Remember my post a few weeks back about subscribing to free catalogs for inspiration? Well, this is one of the issues I’ve received since then. Honestly, you can’t really ignore a catalog that shows up in your mailbox with a blazing deep tangerine cover proclaiming, “NICE TO MEET YOU.” I was smitten from that alone!
J. Crew has a knack for curating the basics into lust-worthy objects of desire and, well, they know what they’re good at. In this latest issue, J. Crew says, “Today, we’re so much more than a catalog — in fact, we hear it from you every day…so really, we’re just catching up with you by calling this book what you’ve been calling it for some time: a style guide.”
The type treatments, photography and layouts feel worthy of a glossy fashion magazine moreso than a catalog so I can see why they’ve elevated it to a ‘style guide.’ Designers, if you’re ever working on any look books, this is a great starting point for inspiration. I especially love the spread featuring a grid of swimwear options (above). They keep it simple with their layouts. Nothing more, nothing less.
J. Crew knows its audience and has fun with the basics without feeling overly trendy. The tone of their style guide matches this aesthetic perfectly and needless to say, though I don’t own much in the way of J. Crew, I’m a big fan of their design aesthetic. Get your copy of the catalog here (because there are a ton more pages that are just as awesome lurking inside).
Yesterday morning, I got quite the surprise when I was digging through my sock drawer and came across this amazing scarf. Long forgotten, I have no idea where it came from or how long I’ve had it! But wow, what a score. The scarf is vintage but reminds me very much of one of my all-time favorite collections. Now, I just need to figure out some new and creative ways to tie a scarf because this one is surely going to get a ton of wear.

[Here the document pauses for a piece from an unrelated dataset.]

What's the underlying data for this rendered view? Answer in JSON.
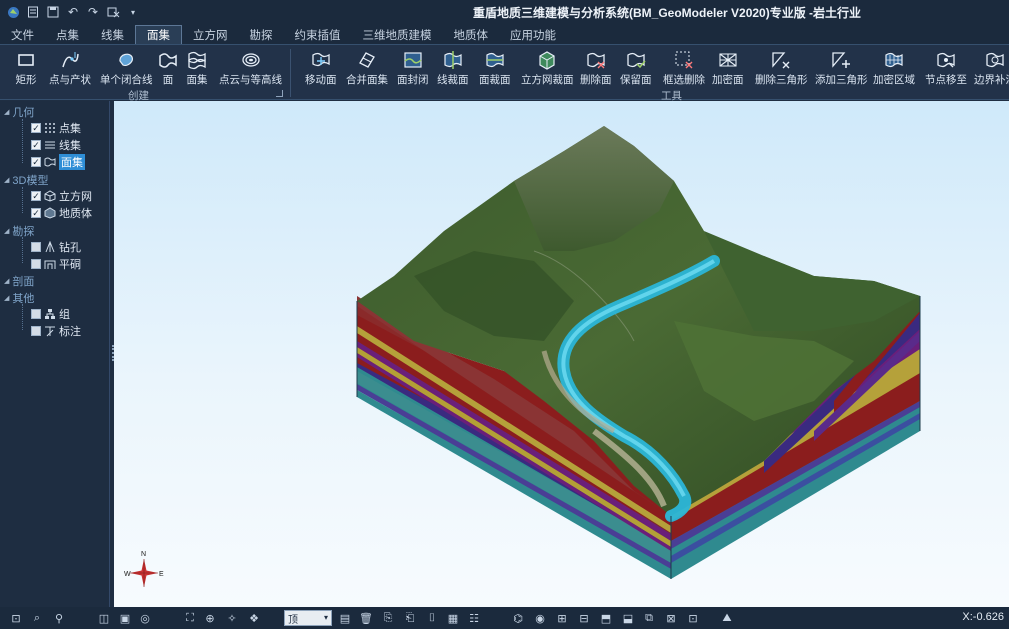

Readers: Are there any scarf-tying tutorials out there that you swear by?
I first locked eyes on the Avedon Fashion 1944-2000 book earlier this year because it featured my favorite Avedon photo of all time, Jean Shrimpton from the cover of the April 1965 issue of Bazaar. But beyond that, I couldn’t put this book down. Avedon is considered one of the top fashion photographers of all time but I was curious to know more about the stories behind his most iconic images and how he got his start. I learned that Avedon was a merchant marine in World War II, where he was assigned with taking identity photographs of fellow sailors. This book does a meticulous job of showcasing some of his more rare, early work from the 1940s mixed in alongside his most famous photos and ad campaigns.
Avedon was at Harper’s Bazaar (1944 – 1965), then Vogue (1966 – 1990) and finally, at The New Yorker (1992 – 2004) and this book covers all those stints as well as work he produced for other clients including some of his most memorable Versace campaigns, which he shot for two decades. At over 350 pages long, I had a hard time choosing just a handful of images to share. If you get the chance, check this book out, winking holographic eye cover and all.
Every year, I like to dream up a new style direction as a goal to work towards. Late 2010 and most of 2011 was dedicated to a direction I dubbed Parisian Cyborg and that was super fun. A few months after that post debuted, I did go to Paris and wore a nearly identical look (I was definitely overdressed and the sleek, understated Parisians probably thought I was nuts).
So, what exactly does Ladylike Urban Warrior mean? Even though I love to feel feminine and adore makeup, dresses and sequins, I’m still drawn to the extreme and avant garde when it comes to fashion. The dress I’m wearing above (recently found on sale at Asos) in particular sums up my new direction because it’s a fairly classic silhouette but the neoprene material, laser-cut details and built-in harness add a modern twist.
Images: 1. Vogue, 2. Jessica Stam, 3. Givenchy Fall 2009 Couture, 4. L’Officiel Ukraine, 5. Unknown, 6. Unknown, 7. Vogue.
I find the idea of dreaming up a style direction really motivating and as a way to push ourselves into new sartorial territory. For most of December and January, I was working 10 to 12 hours every single day on an ad campaign and out of exhaustion, defaulted to a uniform of black jeans and sweaters. Mentally, I was completely drained and just couldn’t think beyond the basics in my wardrobe. I’ve since set a few goals, namely to wear more color, to accessorize with jewelry more often and finally, to add in some more color to my makeup routine (a current favorite is the MAC Double Feature 1 palette). To me, clothing is the equivalent of wearable art. It’s one of the most accessible forms of self-expression and occasionally modifying your personal style can be hugely inspiring.
I’m wearing: Asos dress, Mimimarket wedges, H&M tights and an H&M Headband.
Readers: Have you made any modifications to your look this year? How would you sum up your personal style?
I’m starting out the new year working on my third editorial design project in as many months so magazines are on my mind big time. I’m constantly on the lookout for inspiring covers and these are some of my favorites as of late. Enjoy!